I feel a bit weird about doing this, like I’m leaving the keys in the ignition or something, but I’ve decided to share with y’all this proposal I’ve just submitted for an ASECS (American Society for Eighteenth-Century Studies) 2004 panel on the history of reading. This grows out of research in Manchester that I wrote about earlier this summer and will eventually make its way into my book. I welcome feedback.
ìAn insatiable thirst for knowledgeî: the Bible Reading of Samuel Bradburn, Itinerant Methodist Preacher
I am proposing a paper that will explore a specific case study that contributes to a better understanding of what texts were read, by whom, and how in late eighteenth-century Britain. Samuel Bradburn (1751-1815) became an itinerant Methodist preacher in 1774 and was soon so well known as an orator that he was called ìthe Methodist Demosthenes.î This case study of Samuel Bradburn provides a valuable example of the eighteenth-century Methodist practice of disciplined spiritual reading as well as the oft-overlooked interplay of oral culture (in the form of preaching), manuscript culture (in the forms marginalia and memoranda), and print (in form of the Bible). Immersed as he was in the world of oral culture, Bradburn was still an avid reader, apparently taking advantage of the hours of solitude available to him as he traveled from community to community, as he stayed up late at night, and as he followed Methodist leader John Wesley’s instructions for pre-dawn study. In 1791, he wrote, ìI find an insatiable thirst for knowledge, which drives me to great irregularity in sitting up, and has done so above twenty years.î Unable to carry many books with him, because of their weight, Bradburn focused his reading on one book: the Bible. His copy of this text features a detailed reading calendar handwritten onto the endpapers, a schedule of study broken down day by day for the entire year such that in twelve months he would have read the Old Testament once and the New Testament three times. It is clear from the Bible’s marginalia that he followed this reading schedule for many years; next to Deuteronomy 26.5, for example, he wrote, ìI never remember to have read this Paragraph without receiving a blessing. S. B. Mar 6. 1798,î and there are subsequent notes below this one affirming the recurrence of this same reading experience in later years up to 1810.
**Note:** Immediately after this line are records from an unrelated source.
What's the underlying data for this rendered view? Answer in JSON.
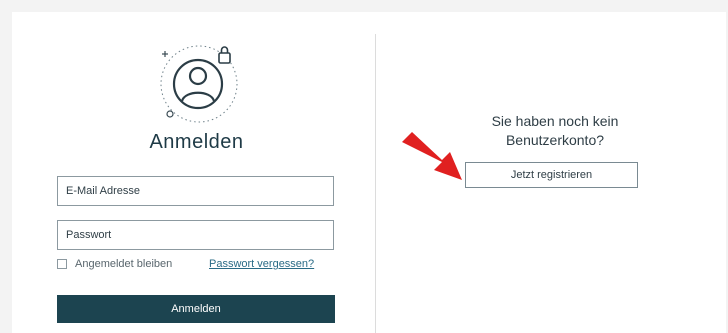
{
  "login": {
    "title": "Anmelden",
    "email_placeholder": "E-Mail Adresse",
    "password_placeholder": "Passwort",
    "remember_label": "Angemeldet bleiben",
    "forgot_link": "Passwort vergessen?",
    "submit_label": "Anmelden"
  },
  "register": {
    "line1": "Sie haben noch kein",
    "line2": "Benutzerkonto?",
    "button_label": "Jetzt registrieren"
  },
  "colors": {
    "primary_dark": "#1c4450",
    "link": "#2a6b86",
    "annotation_arrow": "#e02020"
  },
  "icons": {
    "avatar": "user-circle-icon",
    "lock": "lock-icon",
    "arrow": "red-arrow-icon"
  }
}
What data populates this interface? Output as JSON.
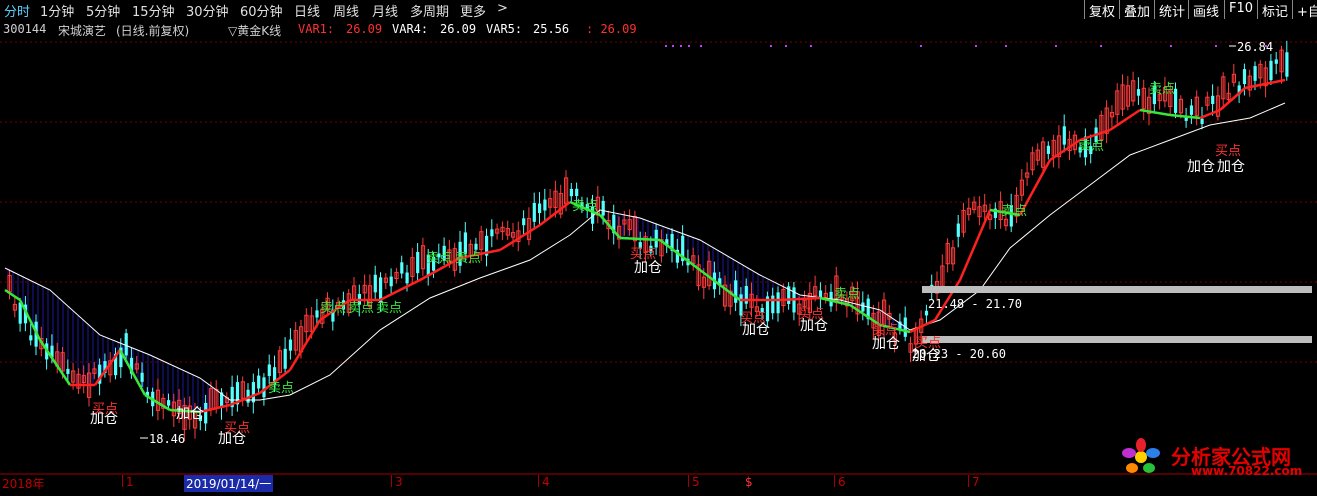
{
  "toolbar": {
    "periods": [
      {
        "label": "分时",
        "active": true
      },
      {
        "label": "1分钟"
      },
      {
        "label": "5分钟"
      },
      {
        "label": "15分钟"
      },
      {
        "label": "30分钟"
      },
      {
        "label": "60分钟"
      },
      {
        "label": "日线"
      },
      {
        "label": "周线"
      },
      {
        "label": "月线"
      },
      {
        "label": "多周期"
      },
      {
        "label": "更多"
      },
      {
        "label": ">"
      }
    ],
    "right_buttons": [
      "复权",
      "叠加",
      "统计",
      "画线",
      "F10",
      "标记",
      "+自选"
    ]
  },
  "info": {
    "code": "300144",
    "name": "宋城演艺",
    "period": "(日线.前复权)",
    "indicator": "▽黄金K线",
    "var1_label": "VAR1:",
    "var1_value": "26.09",
    "var4_label": "VAR4:",
    "var4_value": "26.09",
    "var5_label": "VAR5:",
    "var5_value": "25.56",
    "extra": ": 26.09"
  },
  "price_labels": {
    "high": "26.84",
    "low": "18.46",
    "zone1": "21.48 - 21.70",
    "zone2": "20.23 - 20.60"
  },
  "signals": {
    "sell": "卖点",
    "buy": "买点",
    "add": "加仓"
  },
  "xaxis": {
    "labels": [
      "2018年",
      "1",
      "2019/01/14/一",
      "3",
      "4",
      "5",
      "6",
      "7"
    ],
    "marker": "$"
  },
  "logo": {
    "text": "分析家公式网",
    "url": "www.70822.com"
  },
  "colors": {
    "background": "#000000",
    "up_candle": "#ff3b3b",
    "down_candle": "#54ffff",
    "ma_red": "#ff2020",
    "ma_green": "#36e83a",
    "ma_white": "#ffffff",
    "fill_blue": "#1a1aa0",
    "grid": "#7a0000",
    "zone_bar": "#bdbdbd",
    "sell_text": "#36e83a",
    "buy_text": "#ff3030",
    "add_text": "#ffffff"
  }
}
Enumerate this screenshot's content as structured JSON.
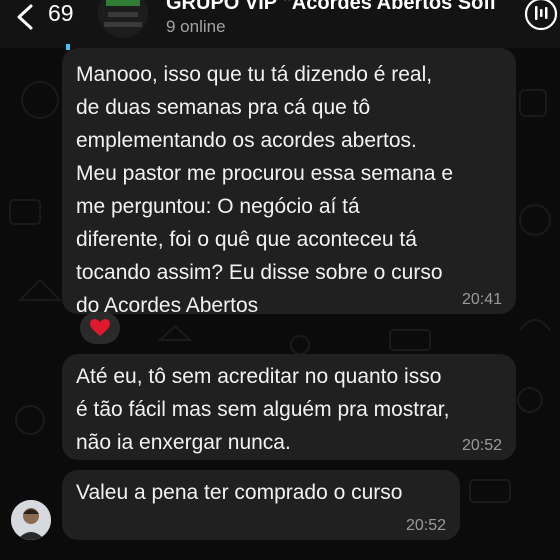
{
  "header": {
    "unread_count": "69",
    "group_name": "GRUPO VIP \"Acordes Abertos Sofi",
    "online_status": "9 online",
    "group_avatar_text": [
      "ACORDES",
      "ABERTOS",
      "SOFISTICADOS"
    ]
  },
  "messages": [
    {
      "text": "Manooo, isso que tu tá dizendo é real,\nde duas semanas pra cá que tô\nemplementando os acordes abertos.\nMeu pastor me procurou essa semana e\nme perguntou: O negócio aí tá\ndiferente, foi o quê que aconteceu tá\ntocando assim? Eu disse sobre o curso\ndo Acordes Abertos",
      "time": "20:41",
      "reaction": "heart"
    },
    {
      "text": "Até eu, tô sem acreditar no quanto isso\né tão fácil mas sem alguém pra mostrar,\nnão ia enxergar nunca.",
      "time": "20:52"
    },
    {
      "text": "Valeu a pena ter comprado o curso",
      "time": "20:52"
    }
  ],
  "colors": {
    "header_bg": "#131313",
    "bubble_bg": "#202020",
    "chat_bg": "#0b0b0b",
    "accent": "#46c2ff",
    "reaction": "#e0182d"
  },
  "icons": [
    "back-chevron-icon",
    "group-avatar",
    "call-icon",
    "heart-reaction-icon",
    "sender-avatar"
  ]
}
It would be a mistake, however, to assume that this reading took place in the absence of contact or discussion with others, for as a preacher, Bradburn’s duty was to explicate the Biblical texts he read so intensively. Incredibly, he kept in his ìMemorandumî books a brief record, including text, time, and place, for each of the roughly 13,000 sermons he preached over his multi-decade career, often with a note about how well the sermon was received. Furthermore, his Bible contains marginal notes about how best to present particular texts. At the end of the Book of Esther, for example, he writes, ìThis curious little story may furnish, (somewhat like Ruth’s) many useful observations on a particular providence, and the amazing vicissitudes of human life.î And at the end of the book of Ruth he writes, ìThis little history may be treated in one Lecture as it will, like the book of Esther, furnish some useful observations on a particular providence, &c.î Bradburn felt that the two practices of preaching and reading were productively interwoven, writing in May of 1778, ìIt is well for me that I have to preach so often, as it obliges me to read & study.î